### Work order
Search the entries for the word "this" and return every line where it is found.
###
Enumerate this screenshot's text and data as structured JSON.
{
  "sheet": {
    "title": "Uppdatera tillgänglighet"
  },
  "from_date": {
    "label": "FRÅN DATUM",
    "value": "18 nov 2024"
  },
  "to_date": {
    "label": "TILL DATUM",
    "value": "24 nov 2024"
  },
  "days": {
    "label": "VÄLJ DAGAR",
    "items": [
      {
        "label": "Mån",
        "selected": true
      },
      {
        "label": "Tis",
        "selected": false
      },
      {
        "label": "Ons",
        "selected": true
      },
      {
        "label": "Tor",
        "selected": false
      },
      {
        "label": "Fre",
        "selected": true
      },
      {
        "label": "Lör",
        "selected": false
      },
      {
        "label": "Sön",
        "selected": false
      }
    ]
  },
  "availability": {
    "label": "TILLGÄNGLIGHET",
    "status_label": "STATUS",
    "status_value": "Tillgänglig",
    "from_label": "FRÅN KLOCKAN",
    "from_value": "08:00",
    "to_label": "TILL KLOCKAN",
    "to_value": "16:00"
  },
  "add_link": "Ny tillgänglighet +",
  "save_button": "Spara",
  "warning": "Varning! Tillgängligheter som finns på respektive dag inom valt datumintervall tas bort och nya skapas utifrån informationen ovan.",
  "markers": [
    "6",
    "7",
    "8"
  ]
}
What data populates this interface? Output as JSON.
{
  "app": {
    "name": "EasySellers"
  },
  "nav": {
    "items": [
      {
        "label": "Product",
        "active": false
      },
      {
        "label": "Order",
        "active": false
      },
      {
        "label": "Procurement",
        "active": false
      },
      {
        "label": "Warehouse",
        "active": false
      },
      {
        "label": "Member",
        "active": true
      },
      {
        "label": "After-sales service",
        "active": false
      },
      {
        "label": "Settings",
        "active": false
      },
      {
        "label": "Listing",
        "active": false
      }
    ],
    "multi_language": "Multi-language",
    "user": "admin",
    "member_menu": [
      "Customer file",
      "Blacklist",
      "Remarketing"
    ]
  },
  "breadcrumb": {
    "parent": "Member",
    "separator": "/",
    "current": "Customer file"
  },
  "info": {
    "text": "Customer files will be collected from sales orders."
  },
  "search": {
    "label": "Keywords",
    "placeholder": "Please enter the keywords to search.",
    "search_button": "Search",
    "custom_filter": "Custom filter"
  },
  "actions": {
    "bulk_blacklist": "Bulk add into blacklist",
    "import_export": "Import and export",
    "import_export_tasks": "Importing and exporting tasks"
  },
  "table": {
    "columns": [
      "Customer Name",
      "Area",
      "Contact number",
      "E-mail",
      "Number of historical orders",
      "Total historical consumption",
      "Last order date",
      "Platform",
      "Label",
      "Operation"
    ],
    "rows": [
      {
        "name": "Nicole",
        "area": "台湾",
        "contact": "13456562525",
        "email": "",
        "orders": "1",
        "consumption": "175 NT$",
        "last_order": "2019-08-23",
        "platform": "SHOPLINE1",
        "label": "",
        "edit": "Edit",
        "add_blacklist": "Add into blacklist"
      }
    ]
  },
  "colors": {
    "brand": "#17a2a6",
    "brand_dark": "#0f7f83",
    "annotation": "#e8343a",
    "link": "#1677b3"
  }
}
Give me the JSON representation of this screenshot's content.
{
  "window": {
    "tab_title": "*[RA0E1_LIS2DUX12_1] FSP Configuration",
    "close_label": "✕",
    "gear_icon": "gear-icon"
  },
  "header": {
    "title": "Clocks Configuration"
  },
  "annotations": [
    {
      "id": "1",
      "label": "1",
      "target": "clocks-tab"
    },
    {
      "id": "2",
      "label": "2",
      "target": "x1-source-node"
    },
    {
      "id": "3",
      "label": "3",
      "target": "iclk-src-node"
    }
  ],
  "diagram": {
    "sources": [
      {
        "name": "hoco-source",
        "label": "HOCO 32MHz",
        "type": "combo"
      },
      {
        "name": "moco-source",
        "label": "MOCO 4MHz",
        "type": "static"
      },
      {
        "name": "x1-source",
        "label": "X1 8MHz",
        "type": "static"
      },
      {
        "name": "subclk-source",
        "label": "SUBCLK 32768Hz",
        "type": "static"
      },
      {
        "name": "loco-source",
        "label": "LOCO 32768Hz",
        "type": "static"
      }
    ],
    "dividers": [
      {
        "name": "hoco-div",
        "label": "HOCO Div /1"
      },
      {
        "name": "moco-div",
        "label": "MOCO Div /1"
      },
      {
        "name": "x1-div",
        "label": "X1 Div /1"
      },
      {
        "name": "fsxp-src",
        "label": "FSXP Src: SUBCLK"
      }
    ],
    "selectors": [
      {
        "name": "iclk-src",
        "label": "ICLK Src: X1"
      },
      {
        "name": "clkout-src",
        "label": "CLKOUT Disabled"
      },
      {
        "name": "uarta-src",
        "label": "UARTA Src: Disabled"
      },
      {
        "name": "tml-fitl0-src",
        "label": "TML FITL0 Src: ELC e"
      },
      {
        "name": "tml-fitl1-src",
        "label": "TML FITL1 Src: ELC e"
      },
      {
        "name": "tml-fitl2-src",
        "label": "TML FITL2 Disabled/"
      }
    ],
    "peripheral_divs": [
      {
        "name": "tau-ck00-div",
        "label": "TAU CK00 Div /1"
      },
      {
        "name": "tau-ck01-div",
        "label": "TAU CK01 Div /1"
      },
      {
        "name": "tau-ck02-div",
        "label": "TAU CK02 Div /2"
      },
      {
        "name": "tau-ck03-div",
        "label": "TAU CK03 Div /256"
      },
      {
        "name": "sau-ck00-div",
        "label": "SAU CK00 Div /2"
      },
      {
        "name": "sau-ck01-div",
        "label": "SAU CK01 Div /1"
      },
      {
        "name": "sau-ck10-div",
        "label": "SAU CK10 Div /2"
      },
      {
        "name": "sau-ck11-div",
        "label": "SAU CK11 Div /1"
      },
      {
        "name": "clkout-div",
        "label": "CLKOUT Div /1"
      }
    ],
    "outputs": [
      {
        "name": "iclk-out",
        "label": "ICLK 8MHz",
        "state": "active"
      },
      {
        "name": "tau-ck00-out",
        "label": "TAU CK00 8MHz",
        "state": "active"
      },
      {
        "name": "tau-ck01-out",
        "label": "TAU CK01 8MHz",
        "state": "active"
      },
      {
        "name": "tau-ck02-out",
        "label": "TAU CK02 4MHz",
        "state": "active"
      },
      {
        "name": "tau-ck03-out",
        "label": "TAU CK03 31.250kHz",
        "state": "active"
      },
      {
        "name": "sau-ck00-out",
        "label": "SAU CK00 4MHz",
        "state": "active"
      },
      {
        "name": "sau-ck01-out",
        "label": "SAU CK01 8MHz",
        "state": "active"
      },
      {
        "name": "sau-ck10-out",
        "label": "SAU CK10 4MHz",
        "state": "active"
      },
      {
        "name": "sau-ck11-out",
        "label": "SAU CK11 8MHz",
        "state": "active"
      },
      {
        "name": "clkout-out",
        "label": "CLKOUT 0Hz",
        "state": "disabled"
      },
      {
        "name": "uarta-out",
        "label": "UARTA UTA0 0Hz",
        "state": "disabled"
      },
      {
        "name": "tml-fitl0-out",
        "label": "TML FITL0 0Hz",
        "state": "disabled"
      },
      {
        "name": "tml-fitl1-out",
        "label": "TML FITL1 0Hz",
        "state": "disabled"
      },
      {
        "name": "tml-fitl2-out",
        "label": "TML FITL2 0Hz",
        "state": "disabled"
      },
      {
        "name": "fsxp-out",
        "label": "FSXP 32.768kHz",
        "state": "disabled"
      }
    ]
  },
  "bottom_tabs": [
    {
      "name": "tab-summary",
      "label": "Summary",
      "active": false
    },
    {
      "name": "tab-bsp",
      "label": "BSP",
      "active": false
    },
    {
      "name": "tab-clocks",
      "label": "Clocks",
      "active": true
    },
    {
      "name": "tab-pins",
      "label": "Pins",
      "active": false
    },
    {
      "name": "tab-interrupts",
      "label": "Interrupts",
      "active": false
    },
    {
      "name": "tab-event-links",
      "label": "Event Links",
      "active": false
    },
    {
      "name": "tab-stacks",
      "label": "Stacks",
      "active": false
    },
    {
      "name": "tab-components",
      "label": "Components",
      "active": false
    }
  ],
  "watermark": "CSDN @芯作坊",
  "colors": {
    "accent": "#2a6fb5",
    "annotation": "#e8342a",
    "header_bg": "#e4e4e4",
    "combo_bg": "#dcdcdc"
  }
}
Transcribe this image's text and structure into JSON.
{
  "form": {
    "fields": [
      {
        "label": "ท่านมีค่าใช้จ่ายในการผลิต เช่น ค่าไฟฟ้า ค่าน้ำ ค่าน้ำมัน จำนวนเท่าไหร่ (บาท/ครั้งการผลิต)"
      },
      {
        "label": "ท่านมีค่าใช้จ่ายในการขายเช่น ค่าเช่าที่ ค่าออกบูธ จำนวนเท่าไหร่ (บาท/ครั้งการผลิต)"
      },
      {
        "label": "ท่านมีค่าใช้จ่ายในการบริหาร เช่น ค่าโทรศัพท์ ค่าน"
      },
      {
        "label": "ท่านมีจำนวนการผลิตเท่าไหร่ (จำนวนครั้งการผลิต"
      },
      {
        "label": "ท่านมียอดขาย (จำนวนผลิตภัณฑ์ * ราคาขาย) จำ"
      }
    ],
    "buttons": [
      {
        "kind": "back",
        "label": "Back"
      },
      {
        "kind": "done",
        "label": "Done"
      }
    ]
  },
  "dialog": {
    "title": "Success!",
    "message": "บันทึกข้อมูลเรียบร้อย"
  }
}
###
### Final answer
Enumerate this screenshot's text and data as structured JSON.
What data populates this interface? Output as JSON.
Give me the JSON representation of this screenshot's content.
Transcribe this image's text and structure into JSON.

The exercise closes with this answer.